Vaccines made by pharmaceutical companies Pfizer and Moderna will be effective against the new strain, which is “very similar” to previous strains at the genetic level, University of Washington’s Institute for Health Metrics and Evaluation affiliate assistant professor Vin Gupta told CNBC. The Food and Drug Administration has approved both vaccines for emergency use authorization after large-scale human trials showed efficacy of more than 90%.
A federal judge agreed Monday to suspend a rule that requires women during the COVID-19 pandemic to visit a hospital, clinic or medical office to obtain an abortion pill.
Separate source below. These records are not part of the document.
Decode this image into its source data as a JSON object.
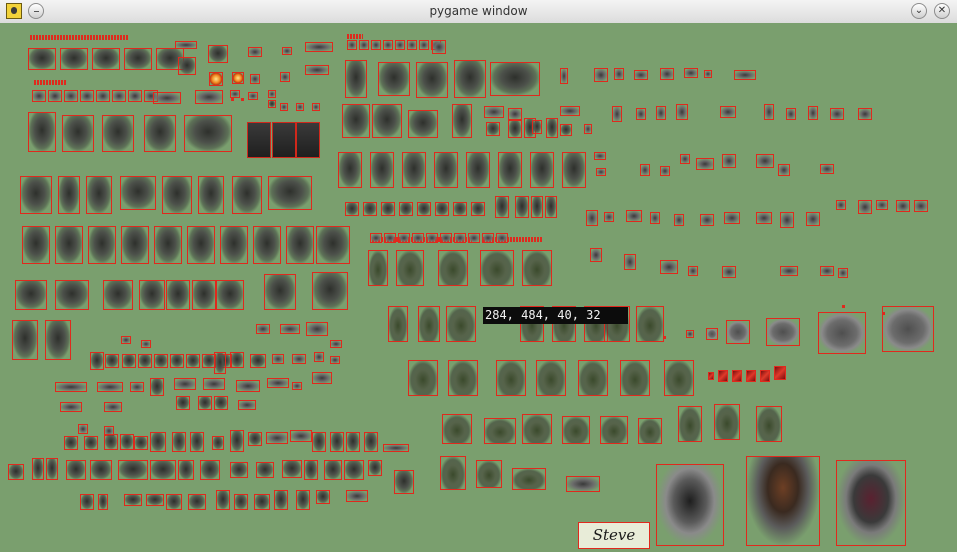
{
  "window": {
    "title": "pygame window",
    "minimize_glyph": "⌄",
    "close_glyph": "✕"
  },
  "canvas": {
    "background": "#7a9f6e",
    "outline_color": "#e0291d"
  },
  "readout": {
    "text": "284, 484, 40, 32"
  },
  "signature": {
    "text": "Steve"
  }
}
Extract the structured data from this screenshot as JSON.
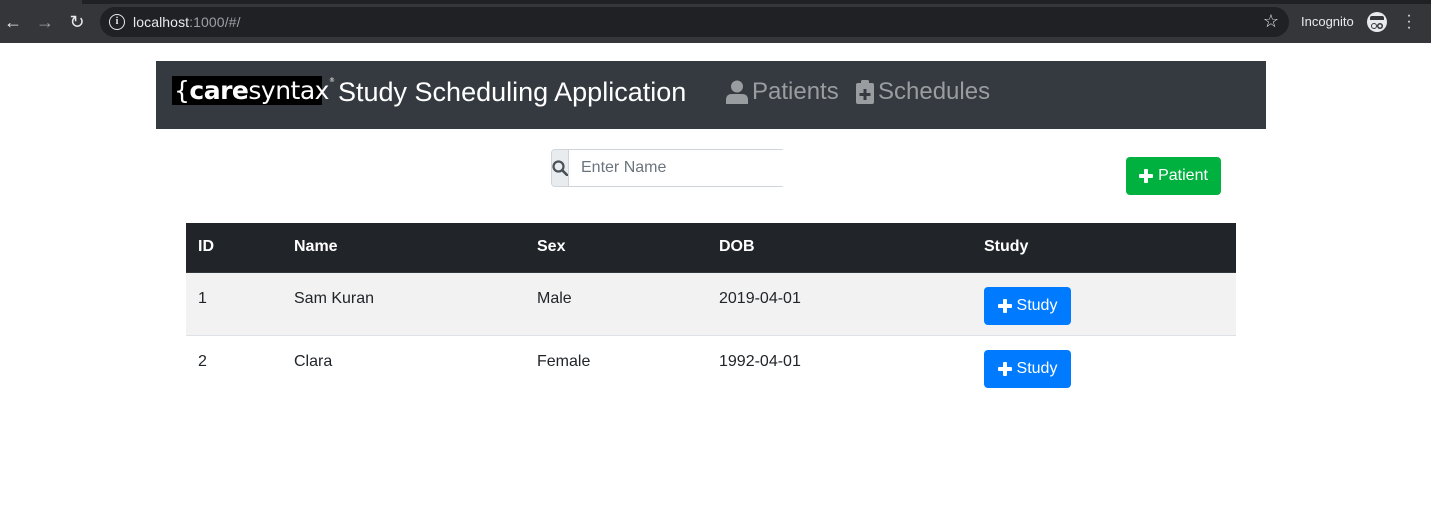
{
  "browser": {
    "url_host": "localhost",
    "url_rest": ":1000/#/",
    "incognito_label": "Incognito"
  },
  "navbar": {
    "logo_care": "care",
    "logo_syntax": "syntax",
    "logo_reg": "®",
    "title": "Study Scheduling Application",
    "links": [
      {
        "label": "Patients",
        "icon": "user-icon"
      },
      {
        "label": "Schedules",
        "icon": "clipboard-plus-icon"
      }
    ]
  },
  "search": {
    "placeholder": "Enter Name",
    "value": ""
  },
  "add_patient_label": "Patient",
  "table": {
    "headers": [
      "ID",
      "Name",
      "Sex",
      "DOB",
      "Study"
    ],
    "rows": [
      {
        "id": "1",
        "name": "Sam Kuran",
        "sex": "Male",
        "dob": "2019-04-01",
        "study_label": "Study"
      },
      {
        "id": "2",
        "name": "Clara",
        "sex": "Female",
        "dob": "1992-04-01",
        "study_label": "Study"
      }
    ]
  },
  "colors": {
    "navbar_bg": "#343a40",
    "success": "#00b140",
    "primary": "#007bff",
    "table_head_bg": "#212529"
  }
}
U.S. District Judge Theodore Chuang, an Obama appointee based in Maryland, concluded that the “in-person requirements” for patients seeking medication abortion care impose a “substantial obstacle” to abortion patients and are likely unconstitutional under the circumstances of the pandemic.
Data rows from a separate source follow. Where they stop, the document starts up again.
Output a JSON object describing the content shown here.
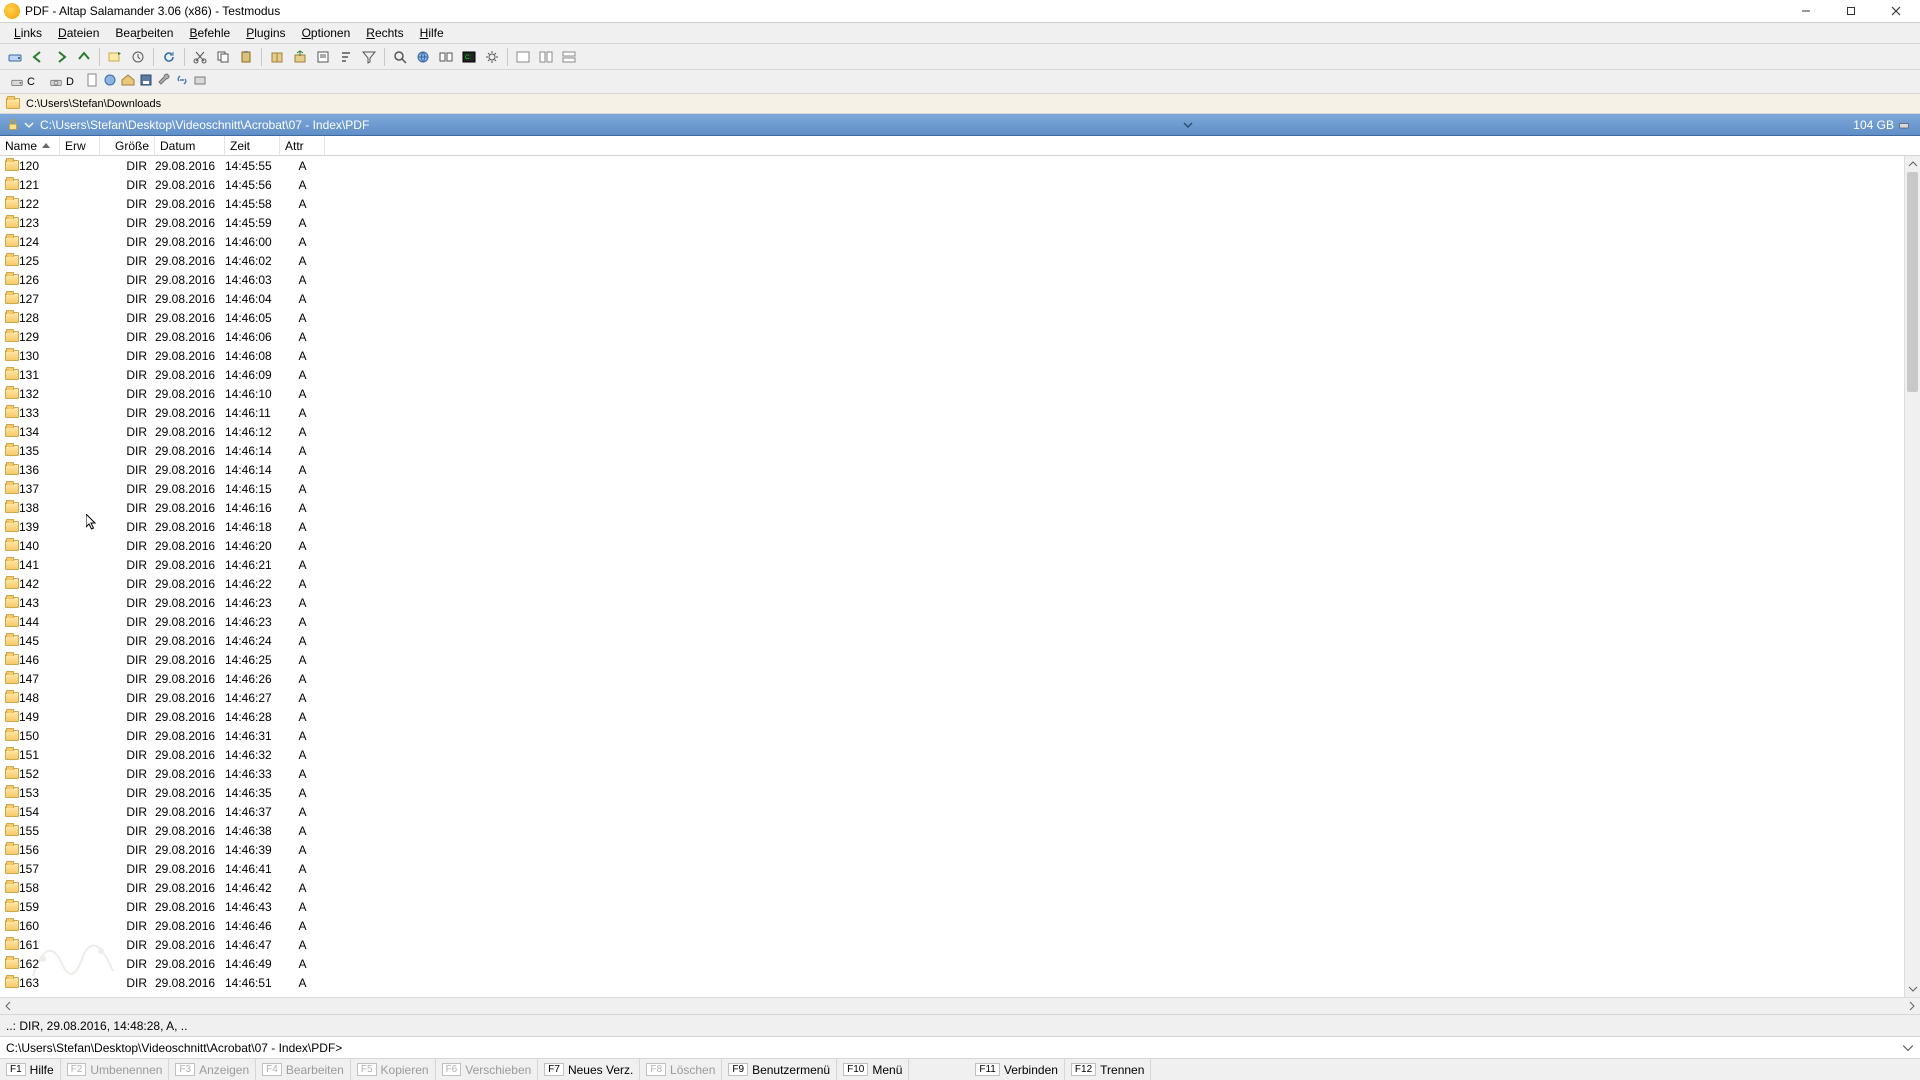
{
  "title": "PDF - Altap Salamander 3.06 (x86) - Testmodus",
  "menu": [
    "Links",
    "Dateien",
    "Bearbeiten",
    "Befehle",
    "Plugins",
    "Optionen",
    "Rechts",
    "Hilfe"
  ],
  "menu_u": [
    "L",
    "D",
    "r",
    "B",
    "P",
    "O",
    "R",
    "H"
  ],
  "inactive_path": "C:\\Users\\Stefan\\Downloads",
  "active_path": "C:\\Users\\Stefan\\Desktop\\Videoschnitt\\Acrobat\\07 - Index\\PDF",
  "disk_free": "104 GB",
  "drives": [
    "C",
    "D"
  ],
  "columns": {
    "name": "Name",
    "ext": "Erw",
    "size": "Größe",
    "date": "Datum",
    "time": "Zeit",
    "attr": "Attr"
  },
  "rows": [
    {
      "name": "120",
      "size": "DIR",
      "date": "29.08.2016",
      "time": "14:45:55",
      "attr": "A"
    },
    {
      "name": "121",
      "size": "DIR",
      "date": "29.08.2016",
      "time": "14:45:56",
      "attr": "A"
    },
    {
      "name": "122",
      "size": "DIR",
      "date": "29.08.2016",
      "time": "14:45:58",
      "attr": "A"
    },
    {
      "name": "123",
      "size": "DIR",
      "date": "29.08.2016",
      "time": "14:45:59",
      "attr": "A"
    },
    {
      "name": "124",
      "size": "DIR",
      "date": "29.08.2016",
      "time": "14:46:00",
      "attr": "A"
    },
    {
      "name": "125",
      "size": "DIR",
      "date": "29.08.2016",
      "time": "14:46:02",
      "attr": "A"
    },
    {
      "name": "126",
      "size": "DIR",
      "date": "29.08.2016",
      "time": "14:46:03",
      "attr": "A"
    },
    {
      "name": "127",
      "size": "DIR",
      "date": "29.08.2016",
      "time": "14:46:04",
      "attr": "A"
    },
    {
      "name": "128",
      "size": "DIR",
      "date": "29.08.2016",
      "time": "14:46:05",
      "attr": "A"
    },
    {
      "name": "129",
      "size": "DIR",
      "date": "29.08.2016",
      "time": "14:46:06",
      "attr": "A"
    },
    {
      "name": "130",
      "size": "DIR",
      "date": "29.08.2016",
      "time": "14:46:08",
      "attr": "A"
    },
    {
      "name": "131",
      "size": "DIR",
      "date": "29.08.2016",
      "time": "14:46:09",
      "attr": "A"
    },
    {
      "name": "132",
      "size": "DIR",
      "date": "29.08.2016",
      "time": "14:46:10",
      "attr": "A"
    },
    {
      "name": "133",
      "size": "DIR",
      "date": "29.08.2016",
      "time": "14:46:11",
      "attr": "A"
    },
    {
      "name": "134",
      "size": "DIR",
      "date": "29.08.2016",
      "time": "14:46:12",
      "attr": "A"
    },
    {
      "name": "135",
      "size": "DIR",
      "date": "29.08.2016",
      "time": "14:46:14",
      "attr": "A"
    },
    {
      "name": "136",
      "size": "DIR",
      "date": "29.08.2016",
      "time": "14:46:14",
      "attr": "A"
    },
    {
      "name": "137",
      "size": "DIR",
      "date": "29.08.2016",
      "time": "14:46:15",
      "attr": "A"
    },
    {
      "name": "138",
      "size": "DIR",
      "date": "29.08.2016",
      "time": "14:46:16",
      "attr": "A"
    },
    {
      "name": "139",
      "size": "DIR",
      "date": "29.08.2016",
      "time": "14:46:18",
      "attr": "A"
    },
    {
      "name": "140",
      "size": "DIR",
      "date": "29.08.2016",
      "time": "14:46:20",
      "attr": "A"
    },
    {
      "name": "141",
      "size": "DIR",
      "date": "29.08.2016",
      "time": "14:46:21",
      "attr": "A"
    },
    {
      "name": "142",
      "size": "DIR",
      "date": "29.08.2016",
      "time": "14:46:22",
      "attr": "A"
    },
    {
      "name": "143",
      "size": "DIR",
      "date": "29.08.2016",
      "time": "14:46:23",
      "attr": "A"
    },
    {
      "name": "144",
      "size": "DIR",
      "date": "29.08.2016",
      "time": "14:46:23",
      "attr": "A"
    },
    {
      "name": "145",
      "size": "DIR",
      "date": "29.08.2016",
      "time": "14:46:24",
      "attr": "A"
    },
    {
      "name": "146",
      "size": "DIR",
      "date": "29.08.2016",
      "time": "14:46:25",
      "attr": "A"
    },
    {
      "name": "147",
      "size": "DIR",
      "date": "29.08.2016",
      "time": "14:46:26",
      "attr": "A"
    },
    {
      "name": "148",
      "size": "DIR",
      "date": "29.08.2016",
      "time": "14:46:27",
      "attr": "A"
    },
    {
      "name": "149",
      "size": "DIR",
      "date": "29.08.2016",
      "time": "14:46:28",
      "attr": "A"
    },
    {
      "name": "150",
      "size": "DIR",
      "date": "29.08.2016",
      "time": "14:46:31",
      "attr": "A"
    },
    {
      "name": "151",
      "size": "DIR",
      "date": "29.08.2016",
      "time": "14:46:32",
      "attr": "A"
    },
    {
      "name": "152",
      "size": "DIR",
      "date": "29.08.2016",
      "time": "14:46:33",
      "attr": "A"
    },
    {
      "name": "153",
      "size": "DIR",
      "date": "29.08.2016",
      "time": "14:46:35",
      "attr": "A"
    },
    {
      "name": "154",
      "size": "DIR",
      "date": "29.08.2016",
      "time": "14:46:37",
      "attr": "A"
    },
    {
      "name": "155",
      "size": "DIR",
      "date": "29.08.2016",
      "time": "14:46:38",
      "attr": "A"
    },
    {
      "name": "156",
      "size": "DIR",
      "date": "29.08.2016",
      "time": "14:46:39",
      "attr": "A"
    },
    {
      "name": "157",
      "size": "DIR",
      "date": "29.08.2016",
      "time": "14:46:41",
      "attr": "A"
    },
    {
      "name": "158",
      "size": "DIR",
      "date": "29.08.2016",
      "time": "14:46:42",
      "attr": "A"
    },
    {
      "name": "159",
      "size": "DIR",
      "date": "29.08.2016",
      "time": "14:46:43",
      "attr": "A"
    },
    {
      "name": "160",
      "size": "DIR",
      "date": "29.08.2016",
      "time": "14:46:46",
      "attr": "A"
    },
    {
      "name": "161",
      "size": "DIR",
      "date": "29.08.2016",
      "time": "14:46:47",
      "attr": "A"
    },
    {
      "name": "162",
      "size": "DIR",
      "date": "29.08.2016",
      "time": "14:46:49",
      "attr": "A"
    },
    {
      "name": "163",
      "size": "DIR",
      "date": "29.08.2016",
      "time": "14:46:51",
      "attr": "A"
    }
  ],
  "status": "..: DIR, 29.08.2016, 14:48:28, A, ..",
  "cmdprompt": "C:\\Users\\Stefan\\Desktop\\Videoschnitt\\Acrobat\\07 - Index\\PDF>",
  "fkeys": [
    {
      "k": "F1",
      "label": "Hilfe",
      "enabled": true
    },
    {
      "k": "F2",
      "label": "Umbenennen",
      "enabled": false
    },
    {
      "k": "F3",
      "label": "Anzeigen",
      "enabled": false
    },
    {
      "k": "F4",
      "label": "Bearbeiten",
      "enabled": false
    },
    {
      "k": "F5",
      "label": "Kopieren",
      "enabled": false
    },
    {
      "k": "F6",
      "label": "Verschieben",
      "enabled": false
    },
    {
      "k": "F7",
      "label": "Neues Verz.",
      "enabled": true
    },
    {
      "k": "F8",
      "label": "Löschen",
      "enabled": false
    },
    {
      "k": "F9",
      "label": "Benutzermenü",
      "enabled": true
    },
    {
      "k": "F10",
      "label": "Menü",
      "enabled": true
    },
    {
      "k": "F11",
      "label": "Verbinden",
      "enabled": true
    },
    {
      "k": "F12",
      "label": "Trennen",
      "enabled": true
    }
  ]
}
U.S. regulators on Monday revoked emergency authorization for malaria drugs promoted by President Donald Trump for treating COVID-19 amid growing evidence they don’t work and could cause deadly side effects.
The Food and Drug Administration said the drugs hydroxychloroquine and chloroquine are unlikely to be effective in treating the coronavirus. Citing reports of heart complications, the FDA said the drugs’ unproven benefits “do not outweigh the known and potential risks.”
The United States Food and Drug Administration issued an emergency use authorization for donated anti-malaria drugs hydroxychloroquine sulfate and chloroquine phosphate as doctors say the drugs are showing positive results for coronavirus patients.
The FDA issued the authorization to allow doctors to distribute and prescribe the anti-malaria drugs to hospitalized teen and adult patients who have coronavirus, the Department of Health and Human Services said in a press release. Doctors may distribute and prescribe the drugs “as appropriate, when a clinical trial is not available or feasible.”
The emergency authorization was issued to the Assistant Secretary for Preparedness and Response’s Biomedical Advanced Research and Development Authority, which is working with the National Institute of Health to plan clinical trials of the drugs.